ENTRIES SUPPLIED section start

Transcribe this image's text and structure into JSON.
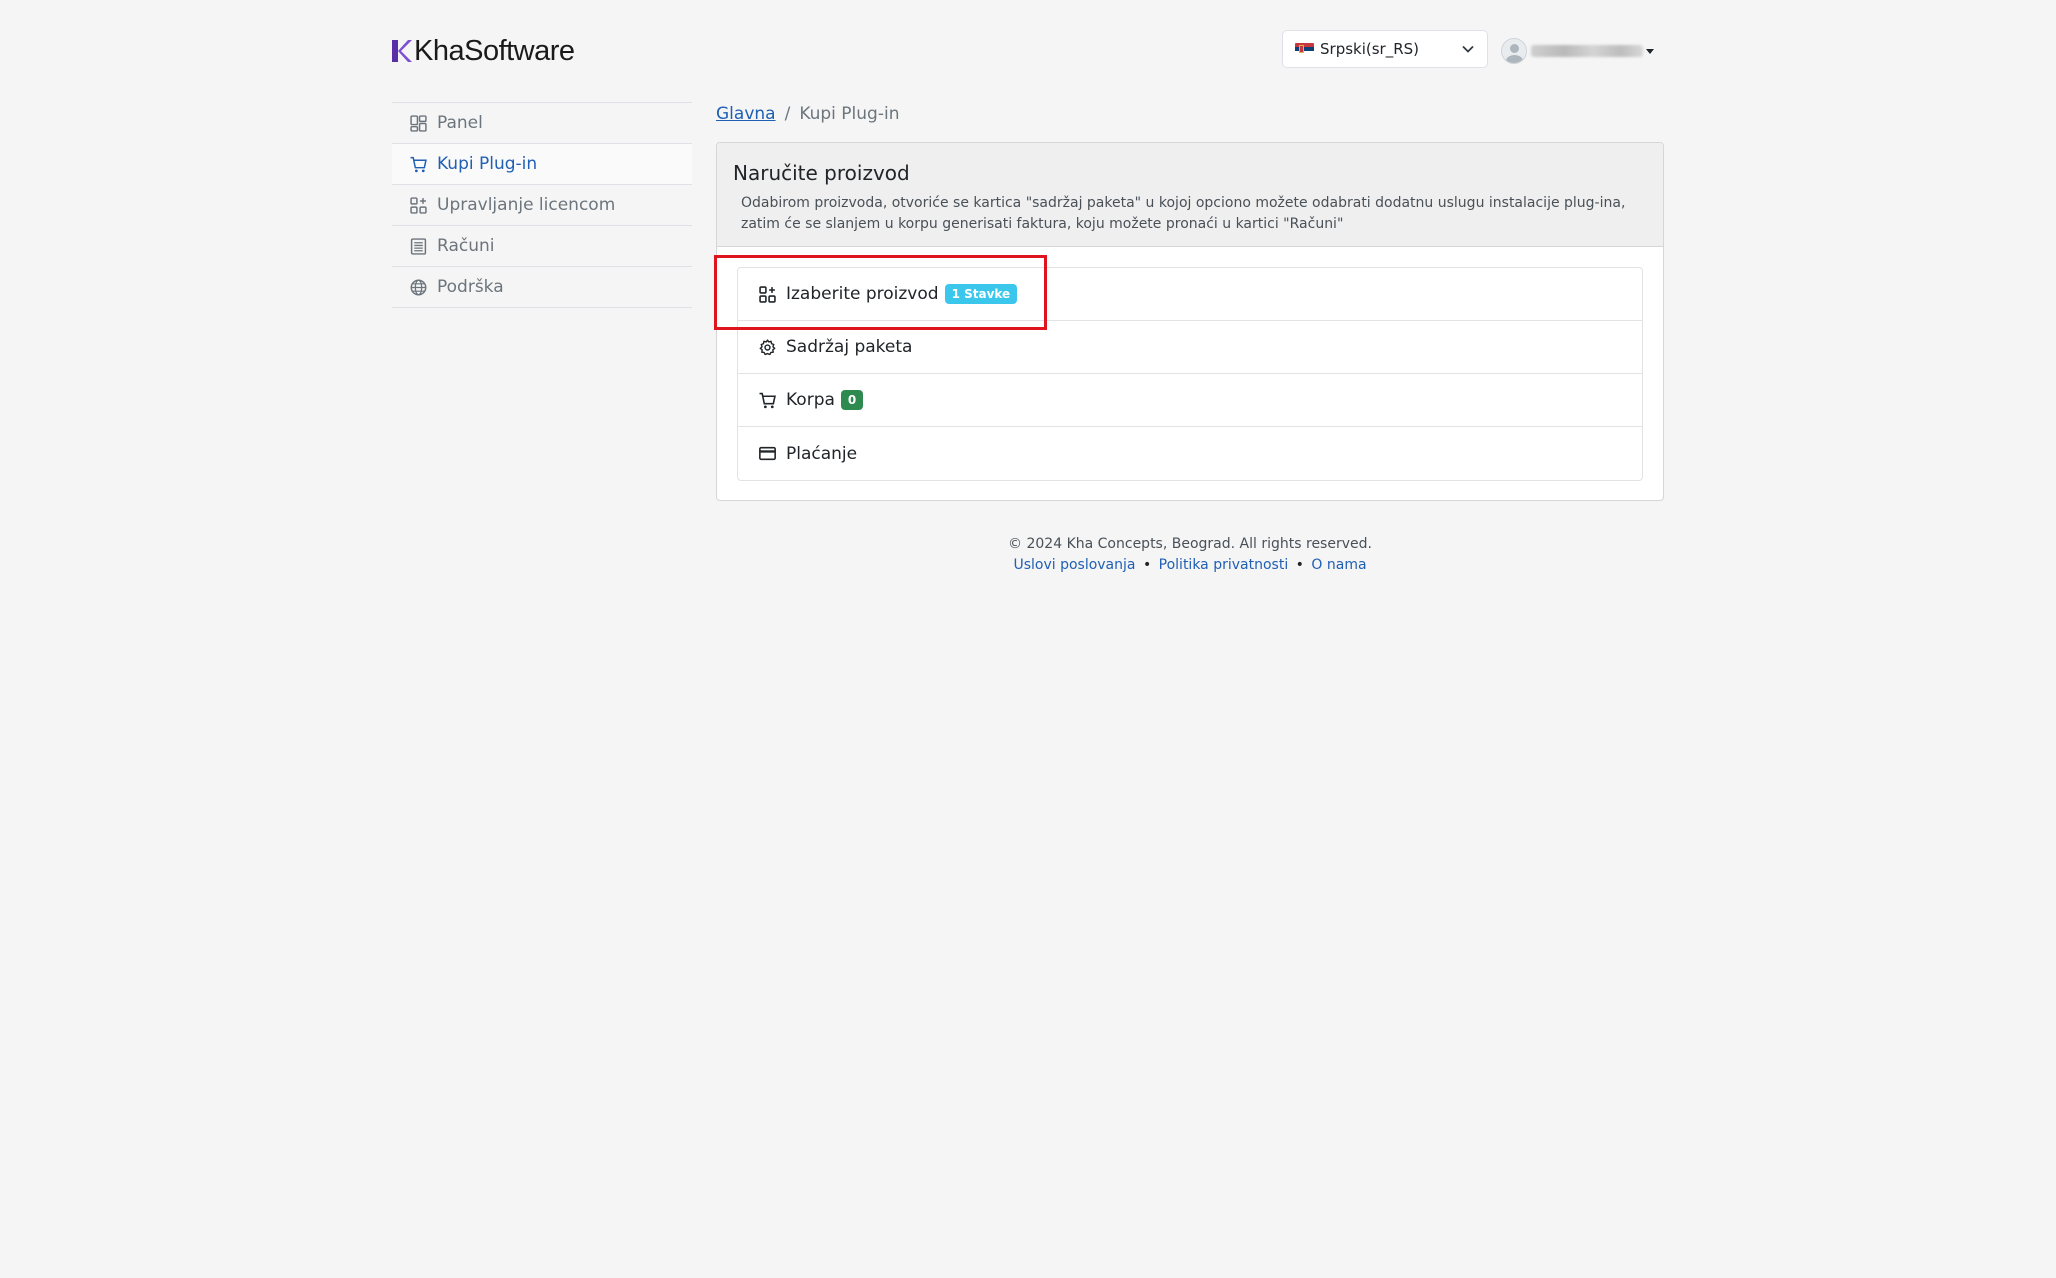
{
  "brand": {
    "name": "KhaSoftware",
    "accent": "#5a2ea6"
  },
  "language": {
    "selected": "Srpski(sr_RS)",
    "icon": "chevron-down-icon",
    "flag": "serbia-flag-icon"
  },
  "user": {
    "avatar_icon": "user-avatar-icon"
  },
  "sidebar": {
    "items": [
      {
        "label": "Panel",
        "icon": "dashboard-icon"
      },
      {
        "label": "Kupi Plug-in",
        "icon": "cart-icon",
        "active": true
      },
      {
        "label": "Upravljanje licencom",
        "icon": "grid-plus-icon"
      },
      {
        "label": "Računi",
        "icon": "list-icon"
      },
      {
        "label": "Podrška",
        "icon": "globe-icon"
      }
    ]
  },
  "breadcrumb": {
    "home": "Glavna",
    "separator": "/",
    "current": "Kupi Plug-in"
  },
  "card": {
    "title": "Naručite proizvod",
    "description": "Odabirom proizvoda, otvoriće se kartica \"sadržaj paketa\" u kojoj opciono možete odabrati dodatnu uslugu instalacije plug-ina, zatim će se slanjem u korpu generisati faktura, koju možete pronaći u kartici \"Računi\""
  },
  "steps": [
    {
      "label": "Izaberite proizvod",
      "badge": "1 Stavke",
      "badge_color": "#3bc6ec",
      "icon": "grid-plus-icon"
    },
    {
      "label": "Sadržaj paketa",
      "icon": "gear-icon"
    },
    {
      "label": "Korpa",
      "badge": "0",
      "badge_color": "#2f8a4f",
      "icon": "cart-icon"
    },
    {
      "label": "Plaćanje",
      "icon": "credit-card-icon"
    }
  ],
  "footer": {
    "copyright": "© 2024 Kha Concepts, Beograd. All rights reserved.",
    "links": [
      "Uslovi poslovanja",
      "Politika privatnosti",
      "O nama"
    ],
    "separator": "•"
  }
}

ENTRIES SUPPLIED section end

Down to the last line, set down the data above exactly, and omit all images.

Transcribe this image's text and structure into JSON.
{
  "brand": {
    "name": "KhaSoftware",
    "accent": "#5a2ea6"
  },
  "language": {
    "selected": "Srpski(sr_RS)",
    "icon": "chevron-down-icon",
    "flag": "serbia-flag-icon"
  },
  "user": {
    "avatar_icon": "user-avatar-icon"
  },
  "sidebar": {
    "items": [
      {
        "label": "Panel",
        "icon": "dashboard-icon"
      },
      {
        "label": "Kupi Plug-in",
        "icon": "cart-icon",
        "active": true
      },
      {
        "label": "Upravljanje licencom",
        "icon": "grid-plus-icon"
      },
      {
        "label": "Računi",
        "icon": "list-icon"
      },
      {
        "label": "Podrška",
        "icon": "globe-icon"
      }
    ]
  },
  "breadcrumb": {
    "home": "Glavna",
    "separator": "/",
    "current": "Kupi Plug-in"
  },
  "card": {
    "title": "Naručite proizvod",
    "description": "Odabirom proizvoda, otvoriće se kartica \"sadržaj paketa\" u kojoj opciono možete odabrati dodatnu uslugu instalacije plug-ina, zatim će se slanjem u korpu generisati faktura, koju možete pronaći u kartici \"Računi\""
  },
  "steps": [
    {
      "label": "Izaberite proizvod",
      "badge": "1 Stavke",
      "badge_color": "#3bc6ec",
      "icon": "grid-plus-icon"
    },
    {
      "label": "Sadržaj paketa",
      "icon": "gear-icon"
    },
    {
      "label": "Korpa",
      "badge": "0",
      "badge_color": "#2f8a4f",
      "icon": "cart-icon"
    },
    {
      "label": "Plaćanje",
      "icon": "credit-card-icon"
    }
  ],
  "footer": {
    "copyright": "© 2024 Kha Concepts, Beograd. All rights reserved.",
    "links": [
      "Uslovi poslovanja",
      "Politika privatnosti",
      "O nama"
    ],
    "separator": "•"
  }
}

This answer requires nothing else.